Detroit Pistons superstar Blake Griffin is the recognizable visage in the new TV commercial for Flagstar, and CEO Alessandro DiNello is his co-lead. But the chief of the Midwest regional banking company was a reluctant performer.
“I didn’t want to do it; it’s not my style,” DiNello, who has been CEO since 2013 of the $18.5-billion company based in Troy, Michigan, told Chief Executive. “But the marketing team said they’d done some market studies and focus groups and they thought this was the theme that most resonated with the public. They kept coming back to me and said, ‘You’ve got to take one for the team here.’”
DiNello, who has been with the company for 40 years, has led a comeback for Flagstar from the depths of the financial crisis, when the mortgage-dependent bank was ravaged by the housing meltdown and assets dwindled from about $17.5 billion to just $9 billion. He has bolstered Flagstar’s retail-banking business and commercial lending while maintaining its status as one of America’s biggest home lenders. The company also has expanded regionally in Ohio, Indiana, Wisconsin and California as well as Michigan.
Hand-in-hand with its recovery, Flagstar came up with a brand theme that was about “crafting” its approach to the individual needs and personalities of its customers. “We knew we were the kind of company that truly tried to figure out how we could help people with their financial needs and make their lives better by understanding what they needed and what part of that we could satisfy,” DiNello said.
And increasingly, Flagstar is willing to crow about its renewed success. That’s why, in 2017, the company agreed to sponsor the National Basketball Association’s Pistons, and now its logo is the only commercial property that appears on players’ jerseys.
It was logical for Flagstar to consider talking with Griffin after the six-time all-star and Slam Dunk champion was acquired by the Pistons in a blockbuster trade with the Los Angeles Clippers last year. Yet Griffin had remained among the lower-profile NBA stars in terms of brand and advertising presence, a relationship with carmaker Kia among his few big deals.
“He’s very particular about who he does things with,” DiNello said of Griffin. But Flagstar was “looking for a way to anchor” its relationship with the Pistons “and to make it potentially more apparent.” Griffin’s people and the team “did a lot of due diligence to get comfortable with Flagstar, and we did the same with him. At the end of the day, there was a strong connection.”
DiNello and his lieutenants also believed that Griffin’s involvement would dovetail well with the “crafting” theme of its brand and advertising. The narrative could show how Griffin “crafted” a legendary basketball career from his childhood days on.

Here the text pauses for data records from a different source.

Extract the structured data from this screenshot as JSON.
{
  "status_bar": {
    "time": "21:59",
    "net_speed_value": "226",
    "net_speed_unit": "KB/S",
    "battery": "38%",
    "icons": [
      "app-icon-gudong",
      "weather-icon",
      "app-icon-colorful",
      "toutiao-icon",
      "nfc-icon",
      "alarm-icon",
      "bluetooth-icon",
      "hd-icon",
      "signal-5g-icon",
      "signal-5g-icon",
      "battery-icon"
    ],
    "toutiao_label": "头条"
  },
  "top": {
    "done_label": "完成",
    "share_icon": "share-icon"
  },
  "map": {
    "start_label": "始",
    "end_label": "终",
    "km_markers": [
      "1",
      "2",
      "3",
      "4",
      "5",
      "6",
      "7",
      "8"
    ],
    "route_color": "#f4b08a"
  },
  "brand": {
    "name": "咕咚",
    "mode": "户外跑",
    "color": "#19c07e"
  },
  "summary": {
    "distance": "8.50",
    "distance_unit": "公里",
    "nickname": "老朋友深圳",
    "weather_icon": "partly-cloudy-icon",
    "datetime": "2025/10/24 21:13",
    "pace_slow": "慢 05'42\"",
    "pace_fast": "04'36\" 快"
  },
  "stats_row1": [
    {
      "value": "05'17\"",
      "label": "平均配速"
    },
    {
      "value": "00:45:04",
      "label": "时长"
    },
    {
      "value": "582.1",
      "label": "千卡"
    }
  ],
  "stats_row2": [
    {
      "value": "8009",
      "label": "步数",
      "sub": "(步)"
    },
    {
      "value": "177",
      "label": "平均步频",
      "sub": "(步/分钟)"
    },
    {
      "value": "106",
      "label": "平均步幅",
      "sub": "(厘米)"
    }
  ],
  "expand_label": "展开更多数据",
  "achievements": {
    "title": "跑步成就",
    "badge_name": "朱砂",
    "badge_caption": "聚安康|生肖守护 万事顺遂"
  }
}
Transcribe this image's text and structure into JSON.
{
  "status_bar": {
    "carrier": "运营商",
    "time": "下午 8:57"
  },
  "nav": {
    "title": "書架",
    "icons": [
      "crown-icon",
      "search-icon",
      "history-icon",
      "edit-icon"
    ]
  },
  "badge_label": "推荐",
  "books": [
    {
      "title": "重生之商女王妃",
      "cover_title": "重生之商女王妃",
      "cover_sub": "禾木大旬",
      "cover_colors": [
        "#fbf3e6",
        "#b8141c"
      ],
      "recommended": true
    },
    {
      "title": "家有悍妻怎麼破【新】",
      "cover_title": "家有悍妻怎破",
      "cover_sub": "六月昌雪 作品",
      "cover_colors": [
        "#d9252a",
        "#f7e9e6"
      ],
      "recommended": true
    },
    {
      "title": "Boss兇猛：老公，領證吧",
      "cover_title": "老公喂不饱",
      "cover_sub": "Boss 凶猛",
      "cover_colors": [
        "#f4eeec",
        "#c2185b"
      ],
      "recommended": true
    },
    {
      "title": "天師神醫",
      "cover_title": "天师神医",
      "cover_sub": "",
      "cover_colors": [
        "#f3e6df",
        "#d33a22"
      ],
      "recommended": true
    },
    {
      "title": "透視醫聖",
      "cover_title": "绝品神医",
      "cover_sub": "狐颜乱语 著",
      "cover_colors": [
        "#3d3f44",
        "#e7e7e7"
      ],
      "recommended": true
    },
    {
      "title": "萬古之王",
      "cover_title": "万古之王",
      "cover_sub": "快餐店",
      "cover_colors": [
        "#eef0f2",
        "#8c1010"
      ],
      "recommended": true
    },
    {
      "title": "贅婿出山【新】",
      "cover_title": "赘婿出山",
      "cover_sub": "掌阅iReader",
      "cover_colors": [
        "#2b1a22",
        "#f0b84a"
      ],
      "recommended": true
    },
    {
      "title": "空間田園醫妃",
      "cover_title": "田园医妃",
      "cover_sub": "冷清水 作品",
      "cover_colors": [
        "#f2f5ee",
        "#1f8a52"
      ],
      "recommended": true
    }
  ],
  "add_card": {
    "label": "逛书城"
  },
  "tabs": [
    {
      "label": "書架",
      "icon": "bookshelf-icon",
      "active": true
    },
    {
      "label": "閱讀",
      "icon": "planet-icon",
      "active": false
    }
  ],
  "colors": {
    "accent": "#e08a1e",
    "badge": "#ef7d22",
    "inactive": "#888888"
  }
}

In the ad, titled “Two Crafted Lives,” scenes depicting the young Griffin building his basketball chops are interspersed with scenes depicting a young DiNello applying himself to future business skills, including conducting a school bake sale and figuring out math equations on a chalkboard. “It doesn’t just happen overnight,” the ad says. “It takes time … dedication … commitment.”
And while DiNello isn’t named while it’s obvious to viewers who Griffin is, the CEO’s identity is implied at the end of the ad when he and Griffin shake hands on a stage. The spot ends with the voiceover, “Success is crafted.”
“The focus isn’t on me but on [Griffin], the way we wanted,” DiNello explained. But the commercial “brings out different ways people can craft their careers and their lives and do good things along the way. That’s the message we wanted to send; that’s the kind of company we are. We help people be mentors where we can be, and we want to show that we really do care about our customers and do what’s most important for them.”
At the same time that he’s helping craft Flagstar’s higher profile, DiNello acknowledged remaining challenges in the trenches as well, especially from mandatory investments in online technology where industry giants can afford to outspend mid-market players many times over.
“The younger generation is establishing relationships with big national banks, and as older people die off, small and medium-sized banks” are endangered, he said. “It’s not a product issue; it’s strictly a technology issue.”